We're only at Pop-Liisa 6, so I will save the Jazz ones for next post. No. 6 features fusionmasters Finnforest with the aforementioned Odd Tale track and an unreleased. So, unreleased Finnforest? OK kids its Christmastime for sure now. Please get me some eggnog stat. Don't bother pouring it from that carton. And shut off the idiotic carols right now. Unfortunately the creators paired this up with Elonkorjuu which is a bit disappointing to me: I mean in their best moods they were as proggy as anyone, but that wasn't meant to be on this outing.

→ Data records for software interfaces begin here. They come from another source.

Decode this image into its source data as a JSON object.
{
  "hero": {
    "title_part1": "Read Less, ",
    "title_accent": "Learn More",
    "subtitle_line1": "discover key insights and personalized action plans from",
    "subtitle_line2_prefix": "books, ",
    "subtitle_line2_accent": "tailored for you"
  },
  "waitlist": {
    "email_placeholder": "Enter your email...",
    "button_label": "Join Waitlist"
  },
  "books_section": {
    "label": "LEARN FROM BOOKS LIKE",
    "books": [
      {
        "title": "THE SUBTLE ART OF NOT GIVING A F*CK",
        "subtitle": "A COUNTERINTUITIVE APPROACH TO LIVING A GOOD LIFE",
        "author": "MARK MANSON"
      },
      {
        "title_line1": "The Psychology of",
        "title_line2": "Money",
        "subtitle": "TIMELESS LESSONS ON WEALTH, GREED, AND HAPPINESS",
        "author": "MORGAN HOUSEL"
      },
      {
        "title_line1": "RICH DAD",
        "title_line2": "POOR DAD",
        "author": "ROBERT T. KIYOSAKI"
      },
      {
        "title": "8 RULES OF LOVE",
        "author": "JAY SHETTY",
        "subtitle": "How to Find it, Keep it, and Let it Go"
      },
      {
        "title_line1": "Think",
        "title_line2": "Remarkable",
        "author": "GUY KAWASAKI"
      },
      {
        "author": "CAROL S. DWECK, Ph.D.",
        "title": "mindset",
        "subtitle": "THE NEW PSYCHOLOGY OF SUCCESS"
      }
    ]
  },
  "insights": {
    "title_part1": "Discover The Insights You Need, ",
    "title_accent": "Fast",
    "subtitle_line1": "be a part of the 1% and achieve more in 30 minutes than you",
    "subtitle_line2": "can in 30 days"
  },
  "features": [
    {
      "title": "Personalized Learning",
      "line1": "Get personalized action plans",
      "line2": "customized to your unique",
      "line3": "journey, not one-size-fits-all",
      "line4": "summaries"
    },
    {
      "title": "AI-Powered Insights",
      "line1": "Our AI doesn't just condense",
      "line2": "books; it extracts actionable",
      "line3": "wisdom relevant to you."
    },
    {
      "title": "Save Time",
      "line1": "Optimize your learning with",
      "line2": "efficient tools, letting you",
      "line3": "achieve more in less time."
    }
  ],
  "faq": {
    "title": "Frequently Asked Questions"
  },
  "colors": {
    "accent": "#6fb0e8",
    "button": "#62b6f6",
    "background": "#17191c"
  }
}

Now we get into a string of huge ones, followed by a string of very disappointing editions. Kalevala (7) is one of the strongest here, overall, because every track so far as I know is unreleased. Recall they made a 1972 prog-rock masterpiece called No Names, followed by a more straight-rock Boogie album, and then they posted their 1978 Abraham album on this very blog long long ago, wherein they returned to a hard-prog style. Amazingly, as I said, the 1973 pop-liisa has songs that are not just non-LP, but incredibly good. So strange they didn't include them on an album at the time. Had they given up on prog, is that the reason??

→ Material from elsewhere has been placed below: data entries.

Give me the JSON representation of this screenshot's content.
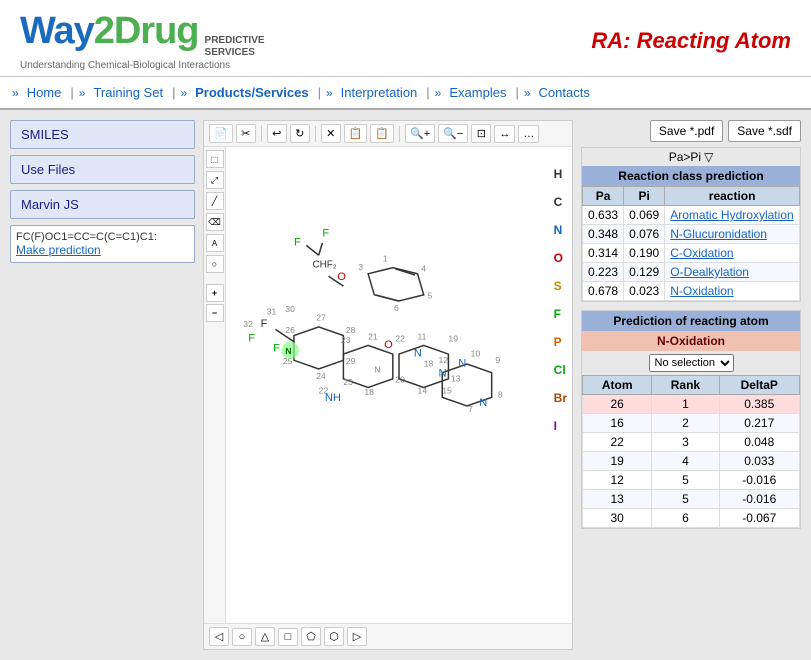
{
  "header": {
    "logo_way": "Way",
    "logo_2drug": "2Drug",
    "predictive_services_line1": "PREDICTIVE",
    "predictive_services_line2": "SERVICES",
    "tagline": "Understanding Chemical-Biological Interactions",
    "ra_title": "RA: Reacting Atom"
  },
  "nav": {
    "items": [
      {
        "label": "Home",
        "id": "home"
      },
      {
        "label": "Training Set",
        "id": "training-set"
      },
      {
        "label": "Products/Services",
        "id": "products-services"
      },
      {
        "label": "Interpretation",
        "id": "interpretation"
      },
      {
        "label": "Examples",
        "id": "examples"
      },
      {
        "label": "Contacts",
        "id": "contacts"
      }
    ]
  },
  "left_panel": {
    "smiles_btn": "SMILES",
    "use_files_btn": "Use Files",
    "marvin_js_btn": "Marvin JS",
    "smiles_value": "FC(F)OC1=CC=C(C=C1)C1:",
    "make_prediction": "Make prediction"
  },
  "toolbar": {
    "buttons": [
      "📄",
      "✂",
      "↩",
      "↺",
      "↻",
      "✕",
      "📋",
      "📋",
      "🔍+",
      "🔍-",
      "⊡",
      "↔",
      "…"
    ],
    "save_pdf": "Save *.pdf",
    "save_sdf": "Save *.sdf"
  },
  "side_labels": [
    "H",
    "C",
    "N",
    "O",
    "S",
    "F",
    "P",
    "Cl",
    "Br",
    "I"
  ],
  "reaction_class": {
    "pp_pi_label": "Pa>Pi",
    "section_title": "Reaction class prediction",
    "col_pa": "Pa",
    "col_pi": "Pi",
    "col_reaction": "reaction",
    "rows": [
      {
        "pa": "0.633",
        "pi": "0.069",
        "reaction": "Aromatic Hydroxylation"
      },
      {
        "pa": "0.348",
        "pi": "0.076",
        "reaction": "N-Glucuronidation"
      },
      {
        "pa": "0.314",
        "pi": "0.190",
        "reaction": "C-Oxidation"
      },
      {
        "pa": "0.223",
        "pi": "0.129",
        "reaction": "O-Dealkylation"
      },
      {
        "pa": "0.678",
        "pi": "0.023",
        "reaction": "N-Oxidation"
      }
    ]
  },
  "reacting_atom": {
    "section_title": "Prediction of reacting atom",
    "reaction_name": "N-Oxidation",
    "selection_label": "No selection",
    "col_atom": "Atom",
    "col_rank": "Rank",
    "col_deltap": "DeltaP",
    "rows": [
      {
        "atom": "26",
        "rank": "1",
        "deltap": "0.385",
        "highlight": true
      },
      {
        "atom": "16",
        "rank": "2",
        "deltap": "0.217",
        "highlight": false
      },
      {
        "atom": "22",
        "rank": "3",
        "deltap": "0.048",
        "highlight": false
      },
      {
        "atom": "19",
        "rank": "4",
        "deltap": "0.033",
        "highlight": false
      },
      {
        "atom": "12",
        "rank": "5",
        "deltap": "-0.016",
        "highlight": false
      },
      {
        "atom": "13",
        "rank": "5",
        "deltap": "-0.016",
        "highlight": false
      },
      {
        "atom": "30",
        "rank": "6",
        "deltap": "-0.067",
        "highlight": false
      }
    ]
  },
  "mol_bottom_tools": [
    "◁",
    "○",
    "△",
    "□",
    "⬠",
    "⬡",
    "▷"
  ],
  "zoom_controls": [
    "+",
    "-"
  ]
}
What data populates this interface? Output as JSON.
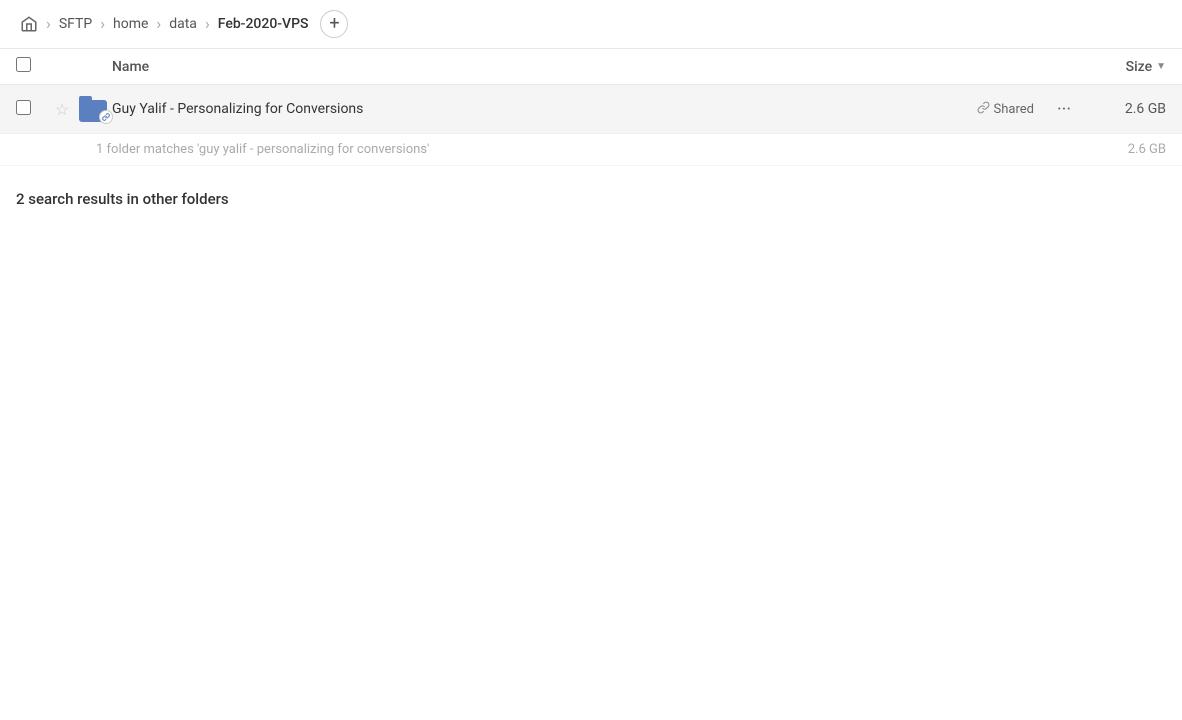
{
  "breadcrumb": {
    "home_icon": "⌂",
    "items": [
      "SFTP",
      "home",
      "data",
      "Feb-2020-VPS"
    ],
    "add_label": "+"
  },
  "table": {
    "col_name_label": "Name",
    "col_size_label": "Size",
    "sort_arrow": "▼"
  },
  "file_row": {
    "name": "Guy Yalif - Personalizing for Conversions",
    "shared_label": "Shared",
    "size": "2.6 GB",
    "more_icon": "···"
  },
  "match_info": {
    "text": "1 folder matches 'guy yalif - personalizing for conversions'",
    "size": "2.6 GB"
  },
  "other_folders": {
    "heading": "2 search results in other folders"
  }
}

Check out the intro of the first song:
(Finnish, not German) Nimbus is a band some might know, they made a fantastic dark prog-rock album called Obus in 1974, and this Pop-Liisa has some unreleased & some well-known tracks (e.g. pessimistic dialogue) from them. Strong recommendation. Jukka Tolonen, well-known guitarist, is next, I mentioned him here and there in these pages but his albums are easy to acquire. Unfortunately I think his tracks are all previously heard compositions.
Pop-Liisa 10, with the Hurmerinta-Sorvali big band, is disappointing, as you'd expect, and the series hits its nadir with a straight rock band full of cover versions called Alwari Tuohitorvi (11) which in my opinion deserves to be utterly forgotten, put it back into those vaults guys, and the singer Kirka and the Islanders backing group, equally dreadful (12). Avoid those, as well as the Hassi Walli (16), Petri Pettersson (17) and Donna + Tabula Rasa (18).
This leaves a few more. On no. 13 we have Matti Jarvinen (he made a great proggy pop album called Matin Levy which I didn't post here) and Cascade. The latter is a straight soul pop group I have never heard before, who made one album with cover songs in this period. They perform a wonderful version of Stevie's Perfect Angel song which he wrote (if you recall) for "Lovin' You" Minnie Riperton's 1974 LP. I'll post their LP down below as I enjoyed it, despite the cover version of Beatles' Because which should be criminally outlawed (to copy I mean).
14 is Mike Westhues which I enjoyed--slightly. It's a rare bit of folk for this series. 15 is a band called Orfeus, which I was completely unaware of heretofore and probably will be in the future too. Unclear to me whether their released LPs are worth pursuing, probably not. (They did make some of those.)
A bit much for one post, so I'll do the Jazz next time.
In summary, I recommend:
Jukka Hauru (2, 5)
Finnforest (6) only for the unreleased track